Of course I was too taken aback to say much at the time, except that I wasn't interested in her stupid committee. I'm debating whether it's worth saying something to her about how I didn't appreciate the lecture. I may wait and see if she tries to pull that kind of crap with me again. I swear, when you're not on guard, it's very hard to come up with something to say in response. And I never felt like I needed to be on guard with her before. Of course, it's also hard to get the impression that she ever listens to anything I say. She is one of those people, it's hard to get a word in edgewise. So defending myself was hardly an option, because her endless monologue continued before I had a chance to process, much less respond to, her little comments. Which reminded me of my mother, by the way.

So that was earlier this week. There's a reason I live nowhere near my parents. I'm not much for lectures on how I should live my life, how I should behave, etc. Especially since hypocrites tend to be the people most likely to be giving them!

Then today I mentioned something to my advisor about looking for jobs, and she said

"you could have any job I want if you can just convince the world that you're right (about this really long-term question I am asking with my research).

Well I thought that was the most ridiculous, and depressing, thing I had heard in a long time, because I think it could easily take the rest of my life to "convince the world" that I'm right, no matter how hard I try. We had this conversation where she said,

"well, you can't just discount your critics, you have to think about their concerns. You can't just 'bash them over the head with data', you have to convince them."

And I said, "well, some people are just charismatic and convincing, but I've never been that sort of person and I don't think you can learn how to be that way. "

And she said, "no no no, it's not personality in science, it's all about the data."

And I said, "you just told me not to 'bash them over the head with data'?" ???

Granted, this conversation made no sense, and she had to go so I didn't have time to find out exactly what she was driving at, so I'm guessing.

So my question for today is, do you have to convince all your critics?

I'm inclined to think that scientists are stubborn, and some people will go to their graves without changing their minds.

I'd like the think that scientists who are well-trained and open-minded will be convinced by the data, so long as I don't, as one person put it, "oversell" the model.

For the ones who are skeptical but convinceable, one might think that publishing a series of papers, all with consistent data supporting your model, would eventually win them over. One figure at a time.

And my advisor did say that this last one is what she does, and that I am doing the right thing, in that respect.

But I'm still not sure what she means, or if I am inclined to agree that I should spend a lot of time wondering and worrying about what my critics are criticizing behind my back. Especially when I know that some of their beliefs are just that- beliefs based on artifactual data, like religion. You can have faith if you want to, but you can't prove anything. And in my experience, there is no hope of convincing someone that their beliefs are wrong.

And who am I to tell people what to believe? All I can do is offer suggestions.

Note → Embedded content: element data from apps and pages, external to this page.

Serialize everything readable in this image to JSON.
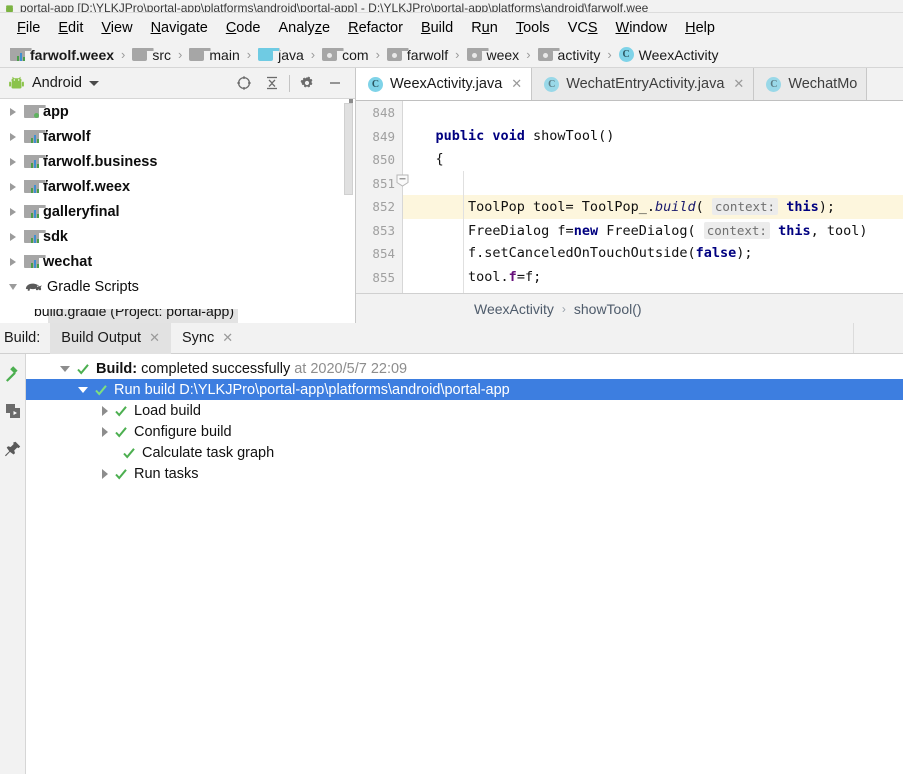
{
  "window": {
    "title": "portal-app [D:\\YLKJPro\\portal-app\\platforms\\android\\portal-app] - D:\\YLKJPro\\portal-app\\platforms\\android\\farwolf.wee",
    "app_icon": "android-icon"
  },
  "menubar": {
    "items": [
      {
        "label": "File",
        "mnemonic": "F"
      },
      {
        "label": "Edit",
        "mnemonic": "E"
      },
      {
        "label": "View",
        "mnemonic": "V"
      },
      {
        "label": "Navigate",
        "mnemonic": "N"
      },
      {
        "label": "Code",
        "mnemonic": "C"
      },
      {
        "label": "Analyze",
        "mnemonic": "z"
      },
      {
        "label": "Refactor",
        "mnemonic": "R"
      },
      {
        "label": "Build",
        "mnemonic": "B"
      },
      {
        "label": "Run",
        "mnemonic": "u"
      },
      {
        "label": "Tools",
        "mnemonic": "T"
      },
      {
        "label": "VCS",
        "mnemonic": "S"
      },
      {
        "label": "Window",
        "mnemonic": "W"
      },
      {
        "label": "Help",
        "mnemonic": "H"
      }
    ]
  },
  "breadcrumb": {
    "items": [
      {
        "label": "farwolf.weex",
        "icon": "module-icon",
        "bold": true
      },
      {
        "label": "src",
        "icon": "folder-icon"
      },
      {
        "label": "main",
        "icon": "folder-icon"
      },
      {
        "label": "java",
        "icon": "folder-source-icon"
      },
      {
        "label": "com",
        "icon": "package-icon"
      },
      {
        "label": "farwolf",
        "icon": "package-icon"
      },
      {
        "label": "weex",
        "icon": "package-icon"
      },
      {
        "label": "activity",
        "icon": "package-icon"
      },
      {
        "label": "WeexActivity",
        "icon": "class-icon"
      }
    ],
    "separator": "›"
  },
  "project_panel": {
    "header": {
      "view_name": "Android",
      "dropdown_icon": "chevron-down-icon",
      "tools": [
        {
          "name": "select-opened-file-icon"
        },
        {
          "name": "collapse-all-icon"
        },
        {
          "name": "gear-icon"
        },
        {
          "name": "hide-icon"
        }
      ]
    },
    "tree": [
      {
        "label": "app",
        "icon": "app-module-icon",
        "expander": "right"
      },
      {
        "label": "farwolf",
        "icon": "module-icon",
        "expander": "right"
      },
      {
        "label": "farwolf.business",
        "icon": "module-icon",
        "expander": "right"
      },
      {
        "label": "farwolf.weex",
        "icon": "module-icon",
        "expander": "right"
      },
      {
        "label": "galleryfinal",
        "icon": "module-icon",
        "expander": "right"
      },
      {
        "label": "sdk",
        "icon": "module-icon",
        "expander": "right"
      },
      {
        "label": "wechat",
        "icon": "module-icon",
        "expander": "right"
      },
      {
        "label": "Gradle Scripts",
        "icon": "gradle-elephant-icon",
        "expander": "down",
        "bold": false
      }
    ],
    "clipped_row": "build.gradle (Project: portal-app)"
  },
  "editor": {
    "tabs": [
      {
        "label": "WeexActivity.java",
        "icon": "class-icon",
        "active": true,
        "closable": true
      },
      {
        "label": "WechatEntryActivity.java",
        "icon": "class-icon",
        "active": false,
        "closable": true
      },
      {
        "label": "WechatMo",
        "icon": "class-icon",
        "active": false,
        "closable": false
      }
    ],
    "gutter_lines": [
      "848",
      "849",
      "850",
      "851",
      "852",
      "853",
      "854",
      "855"
    ],
    "highlighted_line": "852",
    "fold_marker_line": "850",
    "code": [
      {
        "line": "848",
        "tokens": []
      },
      {
        "line": "849",
        "tokens": [
          {
            "t": "    ",
            "c": "plain"
          },
          {
            "t": "public void",
            "c": "keyword"
          },
          {
            "t": " showTool()",
            "c": "plain"
          }
        ]
      },
      {
        "line": "850",
        "tokens": [
          {
            "t": "    {",
            "c": "plain"
          }
        ]
      },
      {
        "line": "851",
        "tokens": []
      },
      {
        "line": "852",
        "tokens": [
          {
            "t": "        ToolPop tool= ToolPop_.",
            "c": "plain"
          },
          {
            "t": "build",
            "c": "italic"
          },
          {
            "t": "( ",
            "c": "plain"
          },
          {
            "t": "context:",
            "c": "hint"
          },
          {
            "t": " ",
            "c": "plain"
          },
          {
            "t": "this",
            "c": "keyword"
          },
          {
            "t": ");",
            "c": "plain"
          }
        ]
      },
      {
        "line": "853",
        "tokens": [
          {
            "t": "        FreeDialog f=",
            "c": "plain"
          },
          {
            "t": "new",
            "c": "keyword"
          },
          {
            "t": " FreeDialog( ",
            "c": "plain"
          },
          {
            "t": "context:",
            "c": "hint"
          },
          {
            "t": " ",
            "c": "plain"
          },
          {
            "t": "this",
            "c": "keyword"
          },
          {
            "t": ", tool)",
            "c": "plain"
          }
        ]
      },
      {
        "line": "854",
        "tokens": [
          {
            "t": "        f.setCanceledOnTouchOutside(",
            "c": "plain"
          },
          {
            "t": "false",
            "c": "keyword"
          },
          {
            "t": ");",
            "c": "plain"
          }
        ]
      },
      {
        "line": "855",
        "tokens": [
          {
            "t": "        tool.",
            "c": "plain"
          },
          {
            "t": "f",
            "c": "field"
          },
          {
            "t": "=f;",
            "c": "plain"
          }
        ]
      }
    ],
    "breadcrumb": {
      "class": "WeexActivity",
      "separator": "›",
      "method": "showTool()"
    }
  },
  "build_window": {
    "label": "Build:",
    "tabs": [
      {
        "label": "Build Output",
        "selected": true,
        "closable": true
      },
      {
        "label": "Sync",
        "selected": false,
        "closable": true
      }
    ],
    "toolbar_icons": [
      {
        "name": "build-hammer-icon"
      },
      {
        "name": "toggle-view-icon"
      },
      {
        "name": "pin-tab-icon"
      }
    ],
    "tree": [
      {
        "expander": "down",
        "status": "success",
        "indent": 0,
        "bold_text": "Build:",
        "text": " completed successfully",
        "dim_text": " at 2020/5/7 22:09",
        "selected": false
      },
      {
        "expander": "down",
        "status": "success",
        "indent": 1,
        "bold_text": "",
        "text": "Run build D:\\YLKJPro\\portal-app\\platforms\\android\\portal-app",
        "dim_text": "",
        "selected": true
      },
      {
        "expander": "right",
        "status": "success",
        "indent": 2,
        "bold_text": "",
        "text": "Load build",
        "dim_text": "",
        "selected": false
      },
      {
        "expander": "right",
        "status": "success",
        "indent": 2,
        "bold_text": "",
        "text": "Configure build",
        "dim_text": "",
        "selected": false
      },
      {
        "expander": "none",
        "status": "success",
        "indent": 2,
        "bold_text": "",
        "text": "Calculate task graph",
        "dim_text": "",
        "selected": false
      },
      {
        "expander": "right",
        "status": "success",
        "indent": 2,
        "bold_text": "",
        "text": "Run tasks",
        "dim_text": "",
        "selected": false
      }
    ]
  },
  "colors": {
    "selection_blue": "#3d7ee0",
    "success_green": "#4caf50",
    "chrome_gray": "#f2f2f2",
    "highlight_line": "#fdf6dd",
    "keyword_navy": "#000080",
    "class_icon_blue": "#7fd3e8"
  }
}
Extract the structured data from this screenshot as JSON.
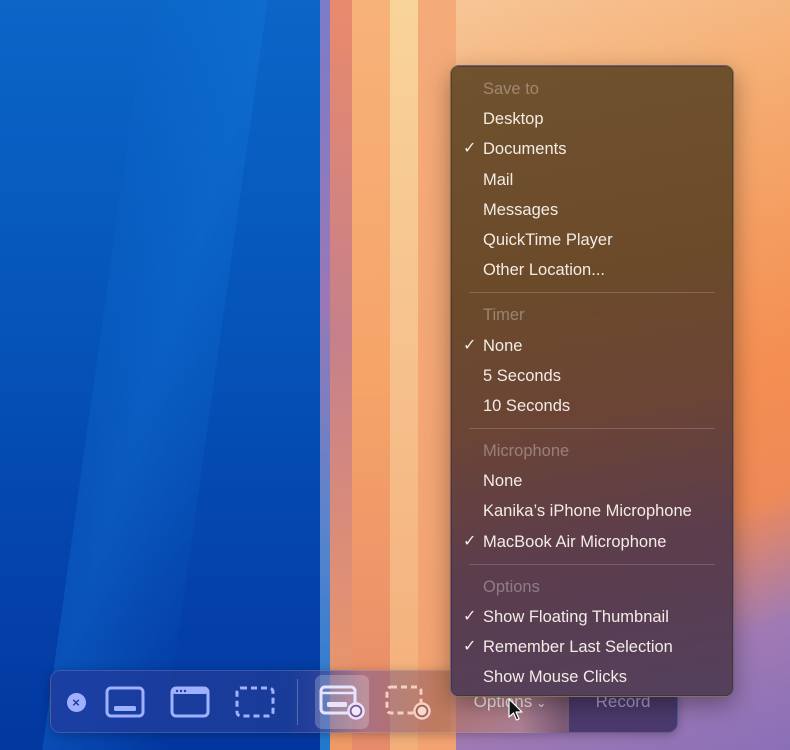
{
  "menu": {
    "sections": [
      {
        "title": "Save to",
        "items": [
          {
            "label": "Desktop",
            "checked": false
          },
          {
            "label": "Documents",
            "checked": true
          },
          {
            "label": "Mail",
            "checked": false
          },
          {
            "label": "Messages",
            "checked": false
          },
          {
            "label": "QuickTime Player",
            "checked": false
          },
          {
            "label": "Other Location...",
            "checked": false
          }
        ]
      },
      {
        "title": "Timer",
        "items": [
          {
            "label": "None",
            "checked": true
          },
          {
            "label": "5 Seconds",
            "checked": false
          },
          {
            "label": "10 Seconds",
            "checked": false
          }
        ]
      },
      {
        "title": "Microphone",
        "items": [
          {
            "label": "None",
            "checked": false
          },
          {
            "label": "Kanika’s iPhone Microphone",
            "checked": false
          },
          {
            "label": "MacBook Air Microphone",
            "checked": true
          }
        ]
      },
      {
        "title": "Options",
        "items": [
          {
            "label": "Show Floating Thumbnail",
            "checked": true
          },
          {
            "label": "Remember Last Selection",
            "checked": true
          },
          {
            "label": "Show Mouse Clicks",
            "checked": false
          }
        ]
      }
    ],
    "check_glyph": "✓"
  },
  "toolbar": {
    "close_glyph": "×",
    "tools": [
      {
        "name": "capture-entire-screen",
        "icon": "screen-capture-icon",
        "selected": false
      },
      {
        "name": "capture-selected-window",
        "icon": "window-capture-icon",
        "selected": false
      },
      {
        "name": "capture-selected-portion",
        "icon": "selection-capture-icon",
        "selected": false
      },
      {
        "name": "record-entire-screen",
        "icon": "screen-record-icon",
        "selected": true
      },
      {
        "name": "record-selected-portion",
        "icon": "selection-record-icon",
        "selected": false
      }
    ],
    "options_label": "Options",
    "options_chevron": "⌄",
    "record_label": "Record"
  },
  "colors": {
    "toolbar_icon": "#9fb0ff",
    "selected_icon": "#e8e4ff",
    "portion_record_icon": "#f5cfc4",
    "menu_text": "#f3ece6"
  }
}
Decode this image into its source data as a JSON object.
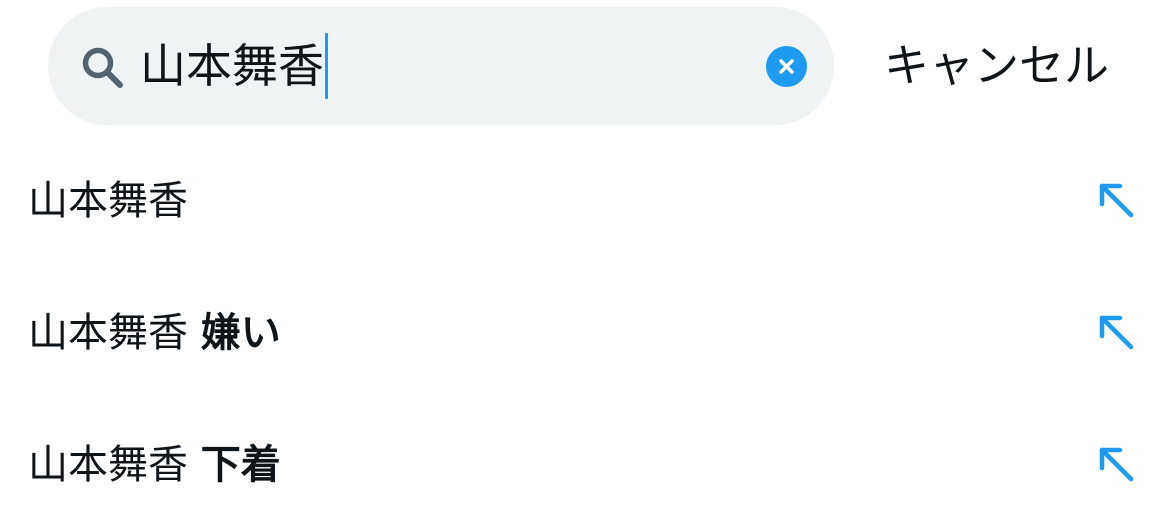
{
  "search": {
    "query": "山本舞香",
    "icon": "search-icon",
    "clear_icon": "close-icon",
    "cancel_label": "キャンセル",
    "accent_color": "#1d9bf0",
    "field_background": "#eff3f4"
  },
  "suggestions": [
    {
      "base": "山本舞香",
      "extra": ""
    },
    {
      "base": "山本舞香",
      "extra": "嫌い"
    },
    {
      "base": "山本舞香",
      "extra": "下着"
    }
  ],
  "suggestion_icon": "arrow-up-left-icon"
}
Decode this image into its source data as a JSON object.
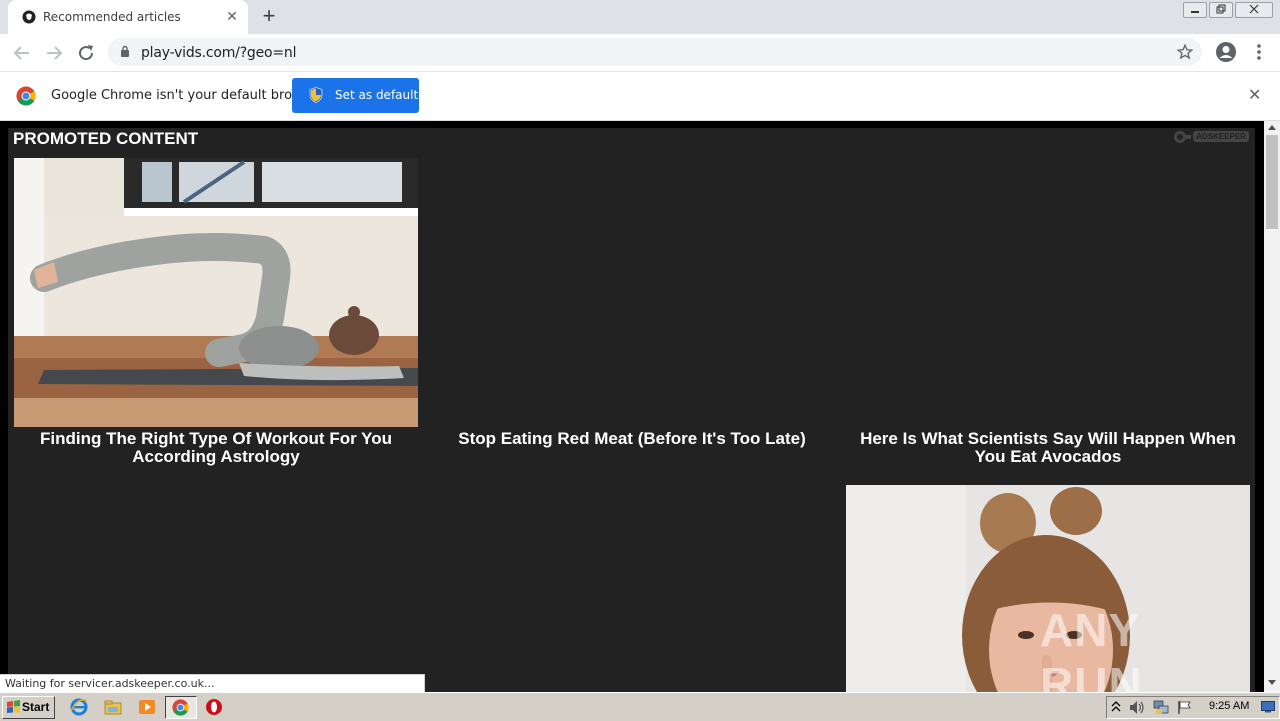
{
  "browser": {
    "tab_title": "Recommended articles",
    "url": "play-vids.com/?geo=nl",
    "infobar_message": "Google Chrome isn't your default browser",
    "set_default_label": "Set as default",
    "status_text": "Waiting for servicer.adskeeper.co.uk..."
  },
  "page": {
    "section_title": "PROMOTED CONTENT",
    "brand": "ADSKEEPER",
    "watermark": "ANY RUN",
    "articles": [
      {
        "title": "Finding The Right Type Of Workout For You According Astrology",
        "has_image": true,
        "image_alt": "woman stretching on yoga mat"
      },
      {
        "title": "Stop Eating Red Meat (Before It's Too Late)",
        "has_image": false
      },
      {
        "title": "Here Is What Scientists Say Will Happen When You Eat Avocados",
        "has_image": false
      },
      {
        "title": "",
        "has_image": false
      },
      {
        "title": "",
        "has_image": false
      },
      {
        "title": "",
        "has_image": true,
        "image_alt": "young woman with hair buns"
      }
    ]
  },
  "taskbar": {
    "start_label": "Start",
    "clock": "9:25 AM"
  },
  "colors": {
    "chrome_blue": "#1a73e8",
    "widget_bg": "#222222",
    "tabbar_bg": "#dee1e6",
    "taskbar_bg": "#d4d0c8"
  }
}
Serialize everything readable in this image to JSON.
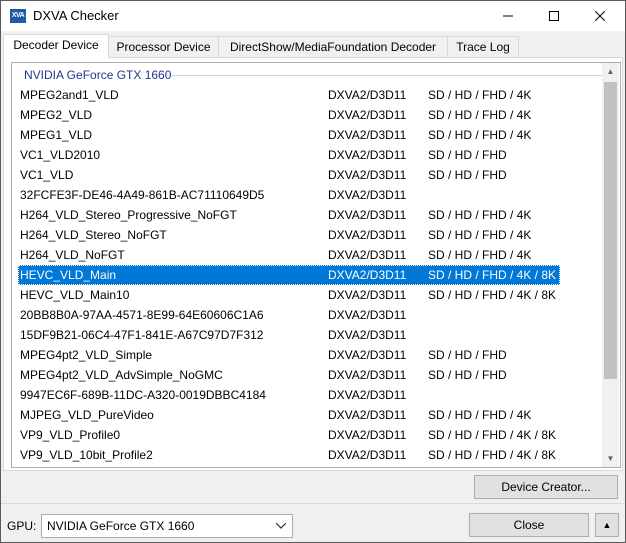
{
  "window": {
    "title": "DXVA Checker",
    "icon_text": "XVA"
  },
  "tabs": [
    {
      "label": "Decoder Device",
      "active": true
    },
    {
      "label": "Processor Device",
      "active": false
    },
    {
      "label": "DirectShow/MediaFoundation Decoder",
      "active": false
    },
    {
      "label": "Trace Log",
      "active": false
    }
  ],
  "list": {
    "group": "NVIDIA GeForce GTX 1660",
    "selected_index": 9,
    "rows": [
      {
        "name": "MPEG2and1_VLD",
        "api": "DXVA2/D3D11",
        "res": "SD / HD / FHD / 4K"
      },
      {
        "name": "MPEG2_VLD",
        "api": "DXVA2/D3D11",
        "res": "SD / HD / FHD / 4K"
      },
      {
        "name": "MPEG1_VLD",
        "api": "DXVA2/D3D11",
        "res": "SD / HD / FHD / 4K"
      },
      {
        "name": "VC1_VLD2010",
        "api": "DXVA2/D3D11",
        "res": "SD / HD / FHD"
      },
      {
        "name": "VC1_VLD",
        "api": "DXVA2/D3D11",
        "res": "SD / HD / FHD"
      },
      {
        "name": "32FCFE3F-DE46-4A49-861B-AC71110649D5",
        "api": "DXVA2/D3D11",
        "res": ""
      },
      {
        "name": "H264_VLD_Stereo_Progressive_NoFGT",
        "api": "DXVA2/D3D11",
        "res": "SD / HD / FHD / 4K"
      },
      {
        "name": "H264_VLD_Stereo_NoFGT",
        "api": "DXVA2/D3D11",
        "res": "SD / HD / FHD / 4K"
      },
      {
        "name": "H264_VLD_NoFGT",
        "api": "DXVA2/D3D11",
        "res": "SD / HD / FHD / 4K"
      },
      {
        "name": "HEVC_VLD_Main",
        "api": "DXVA2/D3D11",
        "res": "SD / HD / FHD / 4K / 8K"
      },
      {
        "name": "HEVC_VLD_Main10",
        "api": "DXVA2/D3D11",
        "res": "SD / HD / FHD / 4K / 8K"
      },
      {
        "name": "20BB8B0A-97AA-4571-8E99-64E60606C1A6",
        "api": "DXVA2/D3D11",
        "res": ""
      },
      {
        "name": "15DF9B21-06C4-47F1-841E-A67C97D7F312",
        "api": "DXVA2/D3D11",
        "res": ""
      },
      {
        "name": "MPEG4pt2_VLD_Simple",
        "api": "DXVA2/D3D11",
        "res": "SD / HD / FHD"
      },
      {
        "name": "MPEG4pt2_VLD_AdvSimple_NoGMC",
        "api": "DXVA2/D3D11",
        "res": "SD / HD / FHD"
      },
      {
        "name": "9947EC6F-689B-11DC-A320-0019DBBC4184",
        "api": "DXVA2/D3D11",
        "res": ""
      },
      {
        "name": "MJPEG_VLD_PureVideo",
        "api": "DXVA2/D3D11",
        "res": "SD / HD / FHD / 4K"
      },
      {
        "name": "VP9_VLD_Profile0",
        "api": "DXVA2/D3D11",
        "res": "SD / HD / FHD / 4K / 8K"
      },
      {
        "name": "VP9_VLD_10bit_Profile2",
        "api": "DXVA2/D3D11",
        "res": "SD / HD / FHD / 4K / 8K"
      }
    ]
  },
  "buttons": {
    "device_creator": "Device Creator...",
    "close": "Close",
    "up_arrow": "▲"
  },
  "gpu": {
    "label": "GPU:",
    "selected": "NVIDIA GeForce GTX 1660"
  },
  "colors": {
    "selection": "#0078d7",
    "group_header": "#1e3a8a"
  }
}
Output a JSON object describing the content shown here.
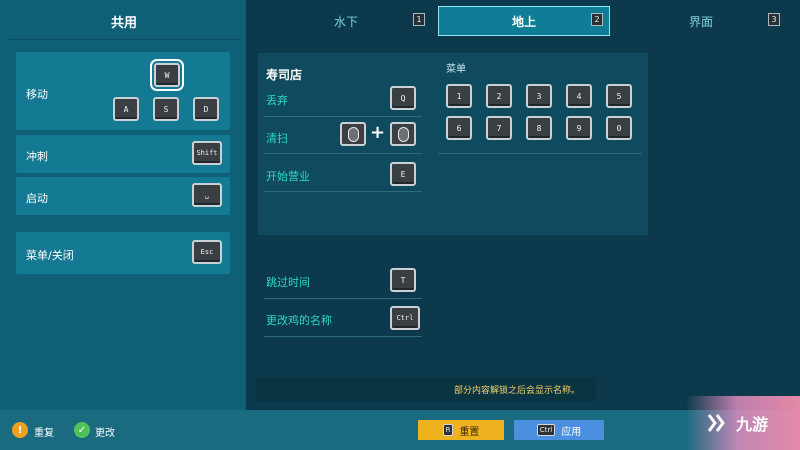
{
  "left_panel": {
    "title": "共用",
    "rows": {
      "move": {
        "label": "移动",
        "keys": [
          "W",
          "A",
          "S",
          "D"
        ]
      },
      "sprint": {
        "label": "冲刺",
        "key": "Shift"
      },
      "launch": {
        "label": "启动",
        "key": "␣"
      },
      "menu_close": {
        "label": "菜单/关闭",
        "key": "Esc"
      }
    }
  },
  "tabs": [
    {
      "label": "水下",
      "num": "1",
      "active": false
    },
    {
      "label": "地上",
      "num": "2",
      "active": true
    },
    {
      "label": "界面",
      "num": "3",
      "active": false
    }
  ],
  "sushi": {
    "title": "寿司店",
    "discard": {
      "label": "丢弃",
      "key": "Q"
    },
    "clean": {
      "label": "清扫",
      "plus": "+"
    },
    "open": {
      "label": "开始营业",
      "key": "E"
    }
  },
  "menu_section": {
    "title": "菜单",
    "keys": [
      "1",
      "2",
      "3",
      "4",
      "5",
      "6",
      "7",
      "8",
      "9",
      "0"
    ]
  },
  "lower": {
    "skip_time": {
      "label": "跳过时间",
      "key": "T"
    },
    "rename_duck": {
      "label": "更改鸡的名称",
      "key": "Ctrl"
    }
  },
  "notice": "部分内容解锁之后会显示名称。",
  "bottom": {
    "undo_label": "重复",
    "change_label": "更改",
    "reset_label": "重置",
    "apply_label": "应用",
    "reset_key": "R",
    "apply_key": "Ctrl"
  },
  "watermark": {
    "text": "九游"
  },
  "colors": {
    "accent_teal": "#2fd8c8",
    "yellow_button": "#f0b21e",
    "blue_button": "#4a8fe0",
    "notice_text": "#f3d36b"
  },
  "icons": {
    "undo": "warning-icon",
    "change": "check-icon",
    "mouse": "mouse-icon"
  }
}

I was also thinking today how I have major problems with authority, always have, probably always will. And how maybe, had I gone to church or joined the army, I would have learned the hard way how to deal with authority. But don't you think it's strange there are more classes on leadership and none on fitting in with the crowd (aside from What Not to Wear)? On the one hand, our society supposedly values people who stand out, stick out their necks, make a change in the world, etc. On the other hand, our society does not make it easy for those people to live their lives and make a change in the world. There is always a lot of backlash.

Something about shining brightly and burning candlesticks on both ends, or something. Double-edge swords, etc.